If you’re a beginner, it’s important to start slowly and gradually increase the length of your sessions over time. Just like with strength training, you don’t want to push too much in the beginning. It’s important to take breaks and hydrate often when participating in a cardio dance practice. Be sure to stretch frequently, too.
Strengthen Your Core and Back Muscles
Social dancing helps strengthen your core and back muscles. It’s an excellent way to build endurance, too. This can help you avoid back pain, which can be common among people who sit at a desk for long hours or women who went through treatments like IVF.
As you get more advanced at dancing, you can also incorporate back bends, crunches, and planks into your routine. Doing this regularly can help you strengthen your core and back muscles, improving your posture. As with any other type
of exercise, it’s important to warm up before you hit the dance floor.
Here’s a simple mobilisation sequence to get warmed up:
- Stand with your feet roughly shoulder-width apart.
- Bend your knees slightly, and put your hands on your hips.
- Rotate your knees to the left and bend your torso to the right.
– Rotate your knees to the right, and bend your torso to the left.
- Rotate your hips in a circle to the right and to the left
- Stand upright, and lift your arms above your head.
-Lean to the left, then to the right
- Roll your shoulders back in circle motions, then roll them forwards
- Look left and right, up and down and then tilt your ear toward each shoulder
Stress and Anxiety Relief
Social dancing is an excellent way to relieve stress and anxiety. Studies have shown that dancing can reduce stress and anxiety, even when the activity is done in a group. Even if you’re a beginner, social dancing can help relieve stress.
Dancing is a great way to connect with others, which can help you manage your anxiety. It’s also a low-impact activity that doesn’t require much effort, so you can dance almost anytime and anywhere.
You can dance in the comfort of your own home, at a studio, or even at work. Participating in a dance class, like salsa or swing dancing, can help you reduce your stress even more. It’s an excellent way to meet new people and make new friends.
If you’re looking for more ways to relieve your anxiety, you can also try meditation, yoga, or progressive muscle relaxation.
Social dancing is an excellent way to get fit and stay healthy. It’s also a great way to relieve stress, make new friends, and foster positive connections with others. If you’ve been thinking about getting into dancing, now is the perfect time to start!
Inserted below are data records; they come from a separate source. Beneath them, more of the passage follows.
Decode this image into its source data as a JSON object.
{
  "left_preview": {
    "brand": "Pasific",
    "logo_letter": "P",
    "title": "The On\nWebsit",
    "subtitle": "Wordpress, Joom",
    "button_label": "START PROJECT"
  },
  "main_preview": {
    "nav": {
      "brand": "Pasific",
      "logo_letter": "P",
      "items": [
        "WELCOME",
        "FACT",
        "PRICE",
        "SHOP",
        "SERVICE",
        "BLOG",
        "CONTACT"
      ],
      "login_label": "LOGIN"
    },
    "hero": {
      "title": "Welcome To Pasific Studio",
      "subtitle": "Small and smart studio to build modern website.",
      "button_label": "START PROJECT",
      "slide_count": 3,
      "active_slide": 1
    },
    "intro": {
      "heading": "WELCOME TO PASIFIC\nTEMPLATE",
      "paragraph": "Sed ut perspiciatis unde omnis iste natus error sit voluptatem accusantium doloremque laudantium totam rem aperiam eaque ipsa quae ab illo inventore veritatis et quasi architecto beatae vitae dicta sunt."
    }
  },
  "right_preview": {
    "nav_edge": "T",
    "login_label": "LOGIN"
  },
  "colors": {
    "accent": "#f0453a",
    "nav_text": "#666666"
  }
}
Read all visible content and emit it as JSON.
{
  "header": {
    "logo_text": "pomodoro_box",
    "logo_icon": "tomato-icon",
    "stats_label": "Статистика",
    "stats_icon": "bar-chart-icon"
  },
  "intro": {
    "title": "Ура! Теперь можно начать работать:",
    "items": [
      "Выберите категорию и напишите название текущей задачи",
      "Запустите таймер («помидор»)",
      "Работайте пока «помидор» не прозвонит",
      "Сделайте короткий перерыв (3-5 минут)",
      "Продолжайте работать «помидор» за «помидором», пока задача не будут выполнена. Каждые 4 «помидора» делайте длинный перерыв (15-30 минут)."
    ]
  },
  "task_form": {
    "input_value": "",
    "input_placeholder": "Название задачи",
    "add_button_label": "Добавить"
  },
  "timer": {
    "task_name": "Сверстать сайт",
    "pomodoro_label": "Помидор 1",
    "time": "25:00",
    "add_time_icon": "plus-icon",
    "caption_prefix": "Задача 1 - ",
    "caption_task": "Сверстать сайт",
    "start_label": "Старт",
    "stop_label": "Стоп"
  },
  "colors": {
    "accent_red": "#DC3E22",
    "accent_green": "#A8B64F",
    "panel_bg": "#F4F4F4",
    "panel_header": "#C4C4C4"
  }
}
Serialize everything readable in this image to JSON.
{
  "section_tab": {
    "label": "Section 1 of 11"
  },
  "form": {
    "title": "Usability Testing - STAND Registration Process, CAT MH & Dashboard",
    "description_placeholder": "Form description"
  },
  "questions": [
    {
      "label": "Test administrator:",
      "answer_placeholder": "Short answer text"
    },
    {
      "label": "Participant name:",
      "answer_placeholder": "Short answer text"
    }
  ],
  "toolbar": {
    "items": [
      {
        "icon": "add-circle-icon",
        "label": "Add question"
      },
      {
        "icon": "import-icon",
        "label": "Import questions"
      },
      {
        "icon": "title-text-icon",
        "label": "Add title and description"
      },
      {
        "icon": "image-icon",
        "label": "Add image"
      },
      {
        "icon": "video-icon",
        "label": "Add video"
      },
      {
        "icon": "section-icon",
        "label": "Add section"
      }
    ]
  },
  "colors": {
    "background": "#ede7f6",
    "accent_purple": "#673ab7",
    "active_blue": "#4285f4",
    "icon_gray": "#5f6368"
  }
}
Don’t let the thought of “not being good enough” stop you. It’s one of the most inclusive activities, so there’s plenty of room for you to join in, too. Ready, set, dance!